Tasks: Responsible for planning and designing mines, ensuring maximum structural stability.
Executive Operations Manager
Salary: $92k - $112k
Tasks: Ensure optimal resource utilization and exploitation, develop improvement strategies, lead and manage operation teams.
Salary: $90k - $110k
Tasks: Staffing, overall management of mining projects, performance evaluation, promotion of a safe work environment.
Salary: $73k - $89k
Tasks: Designs machines and mechanical installations, evaluates machinery, sets up work control systems.
Salary: $68k - $84k
Tasks: Researches formation dissolution and content of rock layers, studies variation in rock formation and densities.

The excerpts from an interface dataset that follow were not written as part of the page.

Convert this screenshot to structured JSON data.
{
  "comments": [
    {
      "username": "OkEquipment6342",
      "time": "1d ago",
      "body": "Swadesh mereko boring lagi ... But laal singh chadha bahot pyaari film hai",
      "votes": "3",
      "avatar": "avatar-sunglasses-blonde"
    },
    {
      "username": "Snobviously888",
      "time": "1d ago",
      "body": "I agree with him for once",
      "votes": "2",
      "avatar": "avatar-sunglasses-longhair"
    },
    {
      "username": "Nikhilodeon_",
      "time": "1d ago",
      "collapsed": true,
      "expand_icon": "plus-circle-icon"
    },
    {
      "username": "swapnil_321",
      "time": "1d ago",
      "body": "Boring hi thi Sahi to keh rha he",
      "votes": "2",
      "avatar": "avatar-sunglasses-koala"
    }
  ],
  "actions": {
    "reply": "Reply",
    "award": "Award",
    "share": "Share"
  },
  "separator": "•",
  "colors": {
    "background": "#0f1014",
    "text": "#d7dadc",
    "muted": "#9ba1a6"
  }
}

A college degree is not necessary for a career as a mine manager, but only 17% are high school only graduates.
43% hold a Bachelor's Degree.
27% hold a Master's Degree.

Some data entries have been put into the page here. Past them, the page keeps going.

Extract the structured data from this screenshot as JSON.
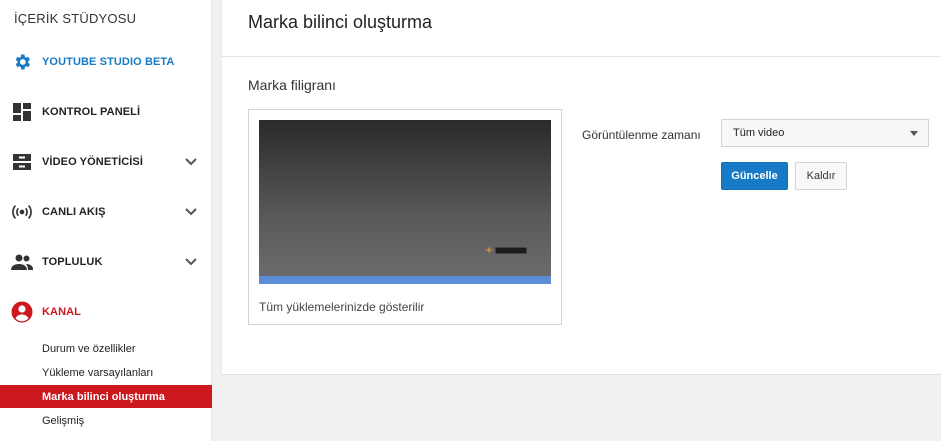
{
  "sidebar": {
    "title": "İÇERİK STÜDYOSU",
    "items": [
      {
        "label": "YOUTUBE STUDIO BETA",
        "icon": "gear-icon",
        "color": "#167ac6"
      },
      {
        "label": "KONTROL PANELİ",
        "icon": "dashboard-icon"
      },
      {
        "label": "VİDEO YÖNETİCİSİ",
        "icon": "video-manager-icon",
        "expandable": true
      },
      {
        "label": "CANLI AKIŞ",
        "icon": "live-broadcast-icon",
        "expandable": true
      },
      {
        "label": "TOPLULUK",
        "icon": "community-icon",
        "expandable": true
      },
      {
        "label": "KANAL",
        "icon": "account-circle-icon",
        "color": "#cc181e"
      }
    ],
    "sub_items": [
      {
        "label": "Durum ve özellikler"
      },
      {
        "label": "Yükleme varsayılanları"
      },
      {
        "label": "Marka bilinci oluşturma",
        "active": true
      },
      {
        "label": "Gelişmiş"
      }
    ]
  },
  "main": {
    "page_title": "Marka bilinci oluşturma",
    "section_title": "Marka filigranı",
    "preview": {
      "caption": "Tüm yüklemelerinizde gösterilir"
    },
    "display_time": {
      "label": "Görüntülenme zamanı",
      "selected": "Tüm video"
    },
    "buttons": {
      "update": "Güncelle",
      "remove": "Kaldır"
    }
  },
  "colors": {
    "accent_blue": "#167ac6",
    "brand_red": "#cc181e"
  }
}
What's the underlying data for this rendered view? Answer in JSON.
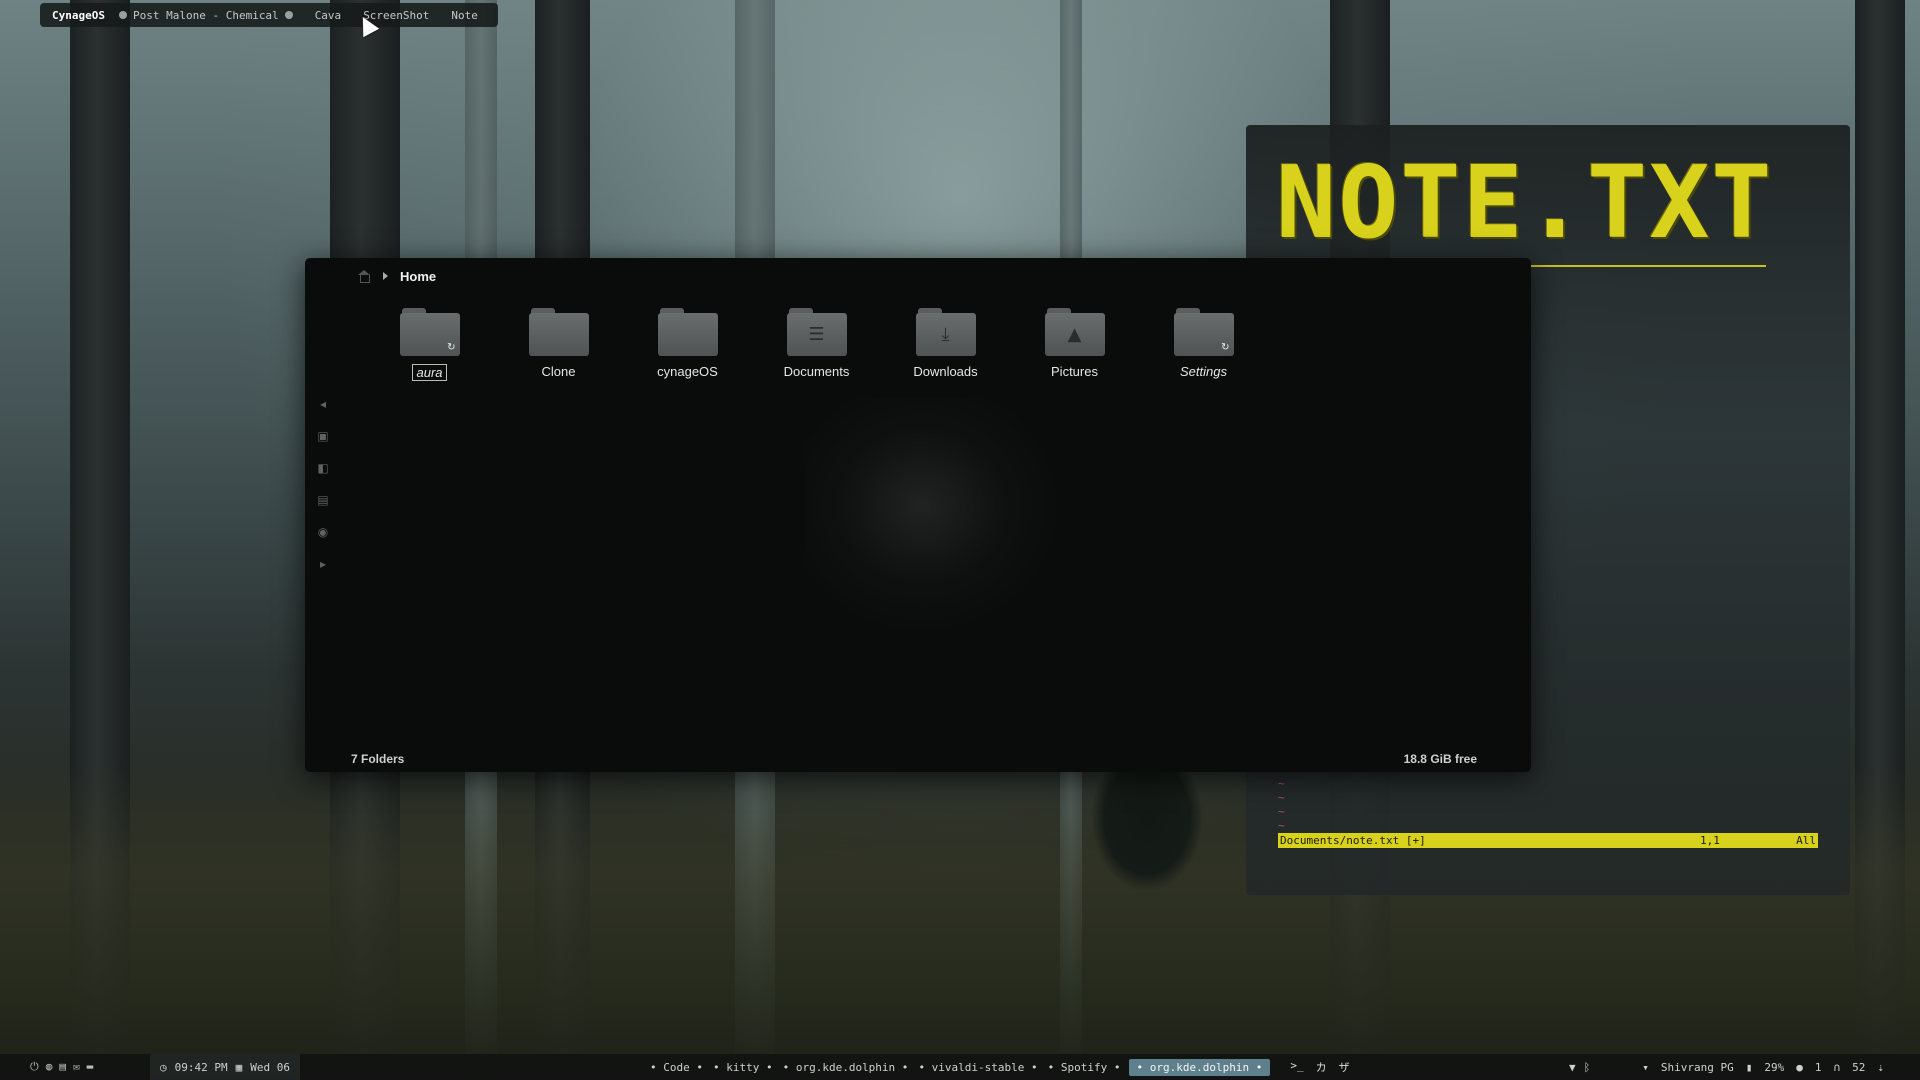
{
  "topbar": {
    "brand": "CynageOS",
    "now_playing": "Post Malone - Chemical",
    "items": [
      "Cava",
      "ScreenShot",
      "Note"
    ]
  },
  "note": {
    "title": "NOTE.TXT",
    "tilde_lines": [
      "~",
      "~",
      "~",
      "~"
    ],
    "status_file": "Documents/note.txt [+]",
    "status_pos": "1,1",
    "status_all": "All",
    "accent": "#d8d21c"
  },
  "dolphin": {
    "breadcrumb": "Home",
    "folders": [
      {
        "label": "aura",
        "glyph": "",
        "badge": "↻"
      },
      {
        "label": "Clone",
        "glyph": "",
        "badge": ""
      },
      {
        "label": "cynageOS",
        "glyph": "",
        "badge": ""
      },
      {
        "label": "Documents",
        "glyph": "☰",
        "badge": ""
      },
      {
        "label": "Downloads",
        "glyph": "⤓",
        "badge": ""
      },
      {
        "label": "Pictures",
        "glyph": "▲",
        "badge": ""
      },
      {
        "label": "Settings",
        "glyph": "",
        "badge": "↻"
      }
    ],
    "status_left": "7 Folders",
    "status_right": "18.8 GiB free",
    "side_tools": [
      "chevron-left-icon",
      "new-folder-icon",
      "split-view-icon",
      "details-icon",
      "preview-eye-icon",
      "chevron-right-icon"
    ]
  },
  "bottombar": {
    "time": "09:42 PM",
    "date": "Wed 06",
    "tasks": [
      "• Code •",
      "• kitty •",
      "• org.kde.dolphin •",
      "• vivaldi-stable •",
      "• Spotify •"
    ],
    "active_task": "• org.kde.dolphin •",
    "extras": [
      ">_",
      "カ",
      "ザ"
    ],
    "network": "Shivrang PG",
    "battery": "29%",
    "bluetooth_count": "1",
    "volume": "52"
  }
}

Salary: $80k - $89k
Tasks: Supervise miners, ensure meeting of quotas, maintain an efficient work environment.
Equipment Operator Miner
Salary: $54k - $66k
Tasks: Safely and efficiently operate mining equipment.
Salary: $37k - $45k
Tasks: Operate heavy machinery, drill blasting holes, transport coal, lay out and build underground mines.
The average age of a coal miner: 20 - 45 years old.
Salary: $94k - $114k
Tasks: Assess costs and estimate production capabilities, monitor production rates, develop plans, analyze data to recommend placement of wells.
Drilling Operations Manager
Salary: $80k - $98k
Tasks: Manage daily drilling, production, and engineering operations, manage the planning and execution of drilling projects, plan and develop revisions.
The process of drilling for oil on a modern oil rig is mostly automatic; the driller's primary function is to supervise the work of the crew managing these operations.
Salary: $70k - $86k
Tasks: Study and examine variations in rock formations and mineral samples to identify new gas and oil deposits, analyze integrity of wells, estimate size and quality of deposits.
Salary: $87k - $107k
Tasks: Supervise daily drilling operations and manage drillers and their crews, plans delivery of orders for new materials and tools.
Salary: $65k - $79k
Tasks: Ensure compliance with all regulating bodies such as ATF and OSHA, drill holes and supervise use of dynamite, maintain an accurate drill log.
Salary: $35k - $43k
Tasks: Conduct routine equipment inspection, assist driller during operations, ensure accuracy of fuel inventories.
Geology and other earth science degrees and careers are the starting point for many eventual CEOs in the oil and natural gas industries.
Data: Comes from Indeed.com, and represents national averages based on current job listings. Note that entry-level positions for High School graduates are often paid hourly, and averages listed are based on a 40-hour work week.
RIG SOURCE INC.